Mercedes-Benz 300SL Transaxle, the 1953 prototype based on the W194 of 1952

In 1952, the original 300SL (model Mercedes-Benz W194) scored overall wins at the 24 Hours of Le Mans, in Berne-Bremgarten, in the sportscar race of the Eifelrennen at the Nürburgring, and in Mexico's Carrera Panamericana. It also managed second and fourth places at its first outing, the Mille Miglia in 1952.

These successes, especially those on the high speed open road races, were rather surprising as the engine then was fitted only with carburetors, producing 175 hp (130 kW), which was not only less than the competing cars by Ferrari and Jaguar, but also less than the road car of 1954. Low weight and low aerodynamic drag made the 300SL fast enough to be competitive in endurance races.

Fitch land speed record attempt

In 2005, a 300SL coupe driven by 87 year old John Fitch, who had been a Mercedes-Benz factory racing driver in 1955, attempted to set a new land speed record for the F/GT class at Bonneville Speedway, but was thwarted by a balky fuel pump that limited top speed to 150 mph (240 km/h). After the run, the team vowed to return for a second attempt the next year. Fitch noted that he had driven these cars faster than that at night, in the rain, on the road with 60 other cars. The attempt is documented in the film Gullwing at Twilight: The Bonneville Ride of John Fitch, which was aired on PBS .

The 300SL today

Today, the 300SL with its unique doors, technological firsts, and low production numbers is considered one of the most collectible Mercedes-Benz models of all time, with prices reaching well past the US$400,000 mark. In addition, Sports Car International magazine ranked the 300SL as the number 5 sports car of all time.

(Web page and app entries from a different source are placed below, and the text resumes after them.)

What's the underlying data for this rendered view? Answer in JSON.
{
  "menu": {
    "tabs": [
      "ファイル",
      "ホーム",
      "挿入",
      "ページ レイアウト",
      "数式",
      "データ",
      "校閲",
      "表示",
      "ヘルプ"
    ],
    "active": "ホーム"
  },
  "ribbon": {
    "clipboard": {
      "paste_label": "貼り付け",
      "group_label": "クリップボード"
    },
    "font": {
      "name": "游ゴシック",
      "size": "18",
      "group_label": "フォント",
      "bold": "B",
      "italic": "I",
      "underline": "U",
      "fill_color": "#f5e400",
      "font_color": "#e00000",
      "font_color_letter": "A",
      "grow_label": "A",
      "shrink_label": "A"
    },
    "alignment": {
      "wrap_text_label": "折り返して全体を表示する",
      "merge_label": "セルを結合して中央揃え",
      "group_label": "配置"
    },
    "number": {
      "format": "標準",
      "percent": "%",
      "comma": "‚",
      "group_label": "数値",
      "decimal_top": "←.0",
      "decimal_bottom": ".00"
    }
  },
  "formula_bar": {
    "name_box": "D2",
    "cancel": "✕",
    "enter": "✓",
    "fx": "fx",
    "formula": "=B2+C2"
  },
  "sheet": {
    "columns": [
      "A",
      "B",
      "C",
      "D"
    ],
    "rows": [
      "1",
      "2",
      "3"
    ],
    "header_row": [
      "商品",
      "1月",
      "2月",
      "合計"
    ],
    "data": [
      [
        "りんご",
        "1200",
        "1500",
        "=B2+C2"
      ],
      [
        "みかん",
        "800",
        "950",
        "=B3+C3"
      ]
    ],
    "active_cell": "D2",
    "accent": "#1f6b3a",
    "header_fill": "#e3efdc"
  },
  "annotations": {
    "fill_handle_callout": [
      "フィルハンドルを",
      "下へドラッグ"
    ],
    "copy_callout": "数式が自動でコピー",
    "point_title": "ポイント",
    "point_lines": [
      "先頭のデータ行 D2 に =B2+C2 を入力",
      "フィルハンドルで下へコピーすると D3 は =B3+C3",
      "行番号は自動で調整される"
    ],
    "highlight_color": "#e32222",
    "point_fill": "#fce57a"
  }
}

The Mercedes-Benz SLR McLaren is inspired by these 1950s automobiles.